_EXERCISE DESCRIPTION_:
Please copy each line below that contains the string "дроссельной".

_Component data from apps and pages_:
· · · · ·

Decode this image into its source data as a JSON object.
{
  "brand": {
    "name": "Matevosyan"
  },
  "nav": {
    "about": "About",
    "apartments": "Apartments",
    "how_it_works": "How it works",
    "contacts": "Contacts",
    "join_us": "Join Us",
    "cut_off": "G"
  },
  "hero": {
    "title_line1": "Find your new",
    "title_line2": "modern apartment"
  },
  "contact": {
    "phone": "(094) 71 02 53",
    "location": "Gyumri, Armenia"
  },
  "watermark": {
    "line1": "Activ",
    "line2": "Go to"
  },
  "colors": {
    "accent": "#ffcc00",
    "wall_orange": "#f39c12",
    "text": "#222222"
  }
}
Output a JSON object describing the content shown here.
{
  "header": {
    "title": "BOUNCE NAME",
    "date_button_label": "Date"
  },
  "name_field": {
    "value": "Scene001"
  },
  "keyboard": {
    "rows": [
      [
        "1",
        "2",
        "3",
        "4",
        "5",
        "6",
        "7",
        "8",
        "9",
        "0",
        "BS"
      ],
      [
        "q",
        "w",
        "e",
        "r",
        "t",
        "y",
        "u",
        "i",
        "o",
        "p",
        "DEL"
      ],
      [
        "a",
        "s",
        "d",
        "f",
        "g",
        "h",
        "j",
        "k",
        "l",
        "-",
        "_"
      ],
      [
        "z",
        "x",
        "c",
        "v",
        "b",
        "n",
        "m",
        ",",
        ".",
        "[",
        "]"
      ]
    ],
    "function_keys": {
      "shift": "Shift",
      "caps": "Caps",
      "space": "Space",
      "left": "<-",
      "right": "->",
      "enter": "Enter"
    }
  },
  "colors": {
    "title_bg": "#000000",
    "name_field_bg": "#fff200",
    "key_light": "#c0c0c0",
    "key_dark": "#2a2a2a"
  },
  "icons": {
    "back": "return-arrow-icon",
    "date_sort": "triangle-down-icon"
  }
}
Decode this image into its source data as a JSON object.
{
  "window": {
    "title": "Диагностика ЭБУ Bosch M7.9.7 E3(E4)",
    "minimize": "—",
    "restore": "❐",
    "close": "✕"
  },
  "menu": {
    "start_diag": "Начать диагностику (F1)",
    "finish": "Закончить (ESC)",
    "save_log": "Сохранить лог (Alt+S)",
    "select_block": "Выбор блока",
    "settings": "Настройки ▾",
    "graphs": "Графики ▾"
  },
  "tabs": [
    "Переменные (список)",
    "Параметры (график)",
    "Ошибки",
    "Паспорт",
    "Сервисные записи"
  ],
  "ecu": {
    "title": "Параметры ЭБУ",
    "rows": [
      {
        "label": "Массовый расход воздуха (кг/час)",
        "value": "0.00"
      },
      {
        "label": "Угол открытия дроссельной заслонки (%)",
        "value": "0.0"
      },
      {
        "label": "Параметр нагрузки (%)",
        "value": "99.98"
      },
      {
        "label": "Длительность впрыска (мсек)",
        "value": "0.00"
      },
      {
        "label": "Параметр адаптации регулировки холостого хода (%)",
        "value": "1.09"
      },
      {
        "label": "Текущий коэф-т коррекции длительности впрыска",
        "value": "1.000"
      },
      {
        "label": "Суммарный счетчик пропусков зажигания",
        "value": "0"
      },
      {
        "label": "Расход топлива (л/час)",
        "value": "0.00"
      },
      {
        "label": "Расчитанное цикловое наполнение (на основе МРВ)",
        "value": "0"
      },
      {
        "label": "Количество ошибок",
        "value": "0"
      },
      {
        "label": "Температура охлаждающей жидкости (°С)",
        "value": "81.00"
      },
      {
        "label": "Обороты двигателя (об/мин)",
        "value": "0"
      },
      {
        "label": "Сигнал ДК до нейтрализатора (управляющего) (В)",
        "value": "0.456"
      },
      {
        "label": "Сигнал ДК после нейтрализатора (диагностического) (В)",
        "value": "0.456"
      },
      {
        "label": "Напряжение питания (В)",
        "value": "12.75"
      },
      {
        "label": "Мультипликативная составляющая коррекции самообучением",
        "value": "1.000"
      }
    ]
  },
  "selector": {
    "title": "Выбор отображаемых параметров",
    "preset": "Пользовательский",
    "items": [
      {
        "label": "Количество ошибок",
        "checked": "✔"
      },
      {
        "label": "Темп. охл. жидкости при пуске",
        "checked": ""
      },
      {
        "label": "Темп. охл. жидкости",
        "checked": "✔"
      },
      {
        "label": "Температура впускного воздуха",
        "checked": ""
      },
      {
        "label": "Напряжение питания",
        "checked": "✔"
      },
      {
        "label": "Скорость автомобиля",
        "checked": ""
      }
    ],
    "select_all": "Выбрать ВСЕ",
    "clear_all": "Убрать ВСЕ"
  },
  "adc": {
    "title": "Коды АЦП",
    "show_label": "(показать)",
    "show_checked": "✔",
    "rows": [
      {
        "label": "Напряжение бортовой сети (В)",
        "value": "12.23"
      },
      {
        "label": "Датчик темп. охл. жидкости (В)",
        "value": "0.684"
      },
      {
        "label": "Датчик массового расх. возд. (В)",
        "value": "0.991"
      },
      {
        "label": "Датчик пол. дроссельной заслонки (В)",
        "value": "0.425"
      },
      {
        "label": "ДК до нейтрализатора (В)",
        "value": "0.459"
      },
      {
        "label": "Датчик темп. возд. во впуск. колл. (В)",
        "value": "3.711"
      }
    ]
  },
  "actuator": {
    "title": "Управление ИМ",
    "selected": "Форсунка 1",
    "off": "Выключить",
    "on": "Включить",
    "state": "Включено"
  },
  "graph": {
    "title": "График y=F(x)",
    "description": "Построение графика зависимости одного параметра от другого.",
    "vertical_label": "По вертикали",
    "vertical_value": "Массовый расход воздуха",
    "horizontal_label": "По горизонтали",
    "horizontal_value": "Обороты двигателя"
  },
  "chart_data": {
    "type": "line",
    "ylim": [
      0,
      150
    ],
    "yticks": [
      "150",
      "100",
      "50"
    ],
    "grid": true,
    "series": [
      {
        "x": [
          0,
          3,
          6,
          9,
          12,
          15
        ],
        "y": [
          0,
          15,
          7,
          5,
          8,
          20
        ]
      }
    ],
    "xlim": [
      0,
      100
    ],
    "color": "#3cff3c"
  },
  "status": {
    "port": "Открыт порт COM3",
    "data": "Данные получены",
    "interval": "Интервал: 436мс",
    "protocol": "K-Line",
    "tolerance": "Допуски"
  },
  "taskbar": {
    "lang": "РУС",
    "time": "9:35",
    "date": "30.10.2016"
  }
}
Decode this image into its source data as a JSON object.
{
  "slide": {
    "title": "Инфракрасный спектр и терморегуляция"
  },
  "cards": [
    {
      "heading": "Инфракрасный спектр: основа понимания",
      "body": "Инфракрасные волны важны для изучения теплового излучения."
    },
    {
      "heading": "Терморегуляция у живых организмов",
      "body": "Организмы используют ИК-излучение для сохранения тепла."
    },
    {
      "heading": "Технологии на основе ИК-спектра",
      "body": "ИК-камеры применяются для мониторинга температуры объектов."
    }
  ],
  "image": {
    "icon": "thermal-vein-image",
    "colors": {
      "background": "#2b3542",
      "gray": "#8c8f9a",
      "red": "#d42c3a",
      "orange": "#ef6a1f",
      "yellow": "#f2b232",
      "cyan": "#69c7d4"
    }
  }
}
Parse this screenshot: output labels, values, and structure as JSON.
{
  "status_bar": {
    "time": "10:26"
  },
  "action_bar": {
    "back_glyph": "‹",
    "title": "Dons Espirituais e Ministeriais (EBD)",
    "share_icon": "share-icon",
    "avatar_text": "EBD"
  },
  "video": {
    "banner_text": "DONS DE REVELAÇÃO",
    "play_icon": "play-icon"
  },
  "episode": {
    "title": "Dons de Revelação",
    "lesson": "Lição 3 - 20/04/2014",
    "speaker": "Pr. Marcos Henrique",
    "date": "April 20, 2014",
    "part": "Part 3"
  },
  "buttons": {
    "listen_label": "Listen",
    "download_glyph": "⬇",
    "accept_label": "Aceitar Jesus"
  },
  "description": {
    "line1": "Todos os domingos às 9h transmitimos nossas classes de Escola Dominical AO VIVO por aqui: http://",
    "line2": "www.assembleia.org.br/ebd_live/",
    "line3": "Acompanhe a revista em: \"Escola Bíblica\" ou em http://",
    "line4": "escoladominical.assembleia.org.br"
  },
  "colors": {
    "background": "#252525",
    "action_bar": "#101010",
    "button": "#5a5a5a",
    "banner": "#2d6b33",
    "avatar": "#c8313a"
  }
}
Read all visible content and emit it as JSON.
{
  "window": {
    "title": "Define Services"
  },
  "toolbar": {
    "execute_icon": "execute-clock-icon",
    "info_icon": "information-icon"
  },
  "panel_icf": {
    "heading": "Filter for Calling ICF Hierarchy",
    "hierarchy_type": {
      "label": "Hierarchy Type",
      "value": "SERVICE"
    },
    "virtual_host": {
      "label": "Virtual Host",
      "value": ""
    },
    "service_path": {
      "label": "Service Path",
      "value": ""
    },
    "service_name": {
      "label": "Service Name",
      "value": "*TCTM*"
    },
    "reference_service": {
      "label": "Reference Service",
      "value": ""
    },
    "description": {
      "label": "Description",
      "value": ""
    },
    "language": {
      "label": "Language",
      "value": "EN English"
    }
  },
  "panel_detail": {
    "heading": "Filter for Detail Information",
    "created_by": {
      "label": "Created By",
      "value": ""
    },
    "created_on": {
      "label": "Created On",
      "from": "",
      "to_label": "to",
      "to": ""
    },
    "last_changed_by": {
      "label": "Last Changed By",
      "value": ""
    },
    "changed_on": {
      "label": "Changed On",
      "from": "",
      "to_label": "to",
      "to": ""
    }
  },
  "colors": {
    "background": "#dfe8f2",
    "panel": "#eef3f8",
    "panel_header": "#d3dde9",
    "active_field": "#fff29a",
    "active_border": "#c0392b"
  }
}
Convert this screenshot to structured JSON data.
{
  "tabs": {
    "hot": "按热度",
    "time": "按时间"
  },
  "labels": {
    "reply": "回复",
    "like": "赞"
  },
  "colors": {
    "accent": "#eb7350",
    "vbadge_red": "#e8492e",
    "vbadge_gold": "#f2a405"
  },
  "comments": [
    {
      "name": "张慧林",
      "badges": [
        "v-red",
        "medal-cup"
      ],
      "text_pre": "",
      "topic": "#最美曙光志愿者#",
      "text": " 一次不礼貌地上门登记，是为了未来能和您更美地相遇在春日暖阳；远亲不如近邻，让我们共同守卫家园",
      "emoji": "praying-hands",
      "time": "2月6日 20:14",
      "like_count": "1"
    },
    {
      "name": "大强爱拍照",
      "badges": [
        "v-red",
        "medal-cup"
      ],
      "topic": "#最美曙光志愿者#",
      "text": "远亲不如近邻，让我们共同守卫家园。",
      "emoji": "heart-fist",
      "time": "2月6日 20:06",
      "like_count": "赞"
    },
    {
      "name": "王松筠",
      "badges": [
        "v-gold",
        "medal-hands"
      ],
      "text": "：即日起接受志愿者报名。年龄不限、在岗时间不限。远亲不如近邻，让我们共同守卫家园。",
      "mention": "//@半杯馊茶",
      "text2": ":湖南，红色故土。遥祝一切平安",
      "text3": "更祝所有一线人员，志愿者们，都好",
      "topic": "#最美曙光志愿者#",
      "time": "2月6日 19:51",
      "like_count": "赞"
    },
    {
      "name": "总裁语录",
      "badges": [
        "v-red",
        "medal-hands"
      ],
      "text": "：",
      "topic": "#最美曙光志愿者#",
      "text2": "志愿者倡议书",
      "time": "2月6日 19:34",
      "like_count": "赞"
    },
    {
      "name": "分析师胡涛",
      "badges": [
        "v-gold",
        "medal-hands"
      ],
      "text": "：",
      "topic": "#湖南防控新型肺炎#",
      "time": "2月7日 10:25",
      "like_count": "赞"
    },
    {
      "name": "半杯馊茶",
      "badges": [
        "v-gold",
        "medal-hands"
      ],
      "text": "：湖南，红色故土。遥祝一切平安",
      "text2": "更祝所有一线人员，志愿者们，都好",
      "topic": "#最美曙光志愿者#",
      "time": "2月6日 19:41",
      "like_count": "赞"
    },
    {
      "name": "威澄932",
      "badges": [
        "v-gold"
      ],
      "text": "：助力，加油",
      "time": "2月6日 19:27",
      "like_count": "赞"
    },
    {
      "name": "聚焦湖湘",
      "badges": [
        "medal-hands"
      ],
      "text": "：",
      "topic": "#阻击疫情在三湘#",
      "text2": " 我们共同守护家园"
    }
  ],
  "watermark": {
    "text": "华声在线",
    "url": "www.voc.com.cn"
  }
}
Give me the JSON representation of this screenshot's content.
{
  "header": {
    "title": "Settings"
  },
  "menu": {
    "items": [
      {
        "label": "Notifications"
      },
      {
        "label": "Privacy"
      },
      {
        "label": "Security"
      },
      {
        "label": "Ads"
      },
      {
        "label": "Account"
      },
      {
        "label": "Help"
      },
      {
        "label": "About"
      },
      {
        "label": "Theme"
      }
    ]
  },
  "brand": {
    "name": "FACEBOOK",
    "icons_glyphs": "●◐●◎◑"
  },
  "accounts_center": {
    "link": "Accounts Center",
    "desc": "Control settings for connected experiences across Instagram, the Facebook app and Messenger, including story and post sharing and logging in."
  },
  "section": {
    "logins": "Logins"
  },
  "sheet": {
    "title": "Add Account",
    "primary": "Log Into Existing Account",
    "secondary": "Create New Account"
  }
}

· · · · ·

_THE ANSWER_:
        "label": "Угол открытия дроссельной заслонки (%)",
        "label": "Датчик пол. дроссельной заслонки (В)",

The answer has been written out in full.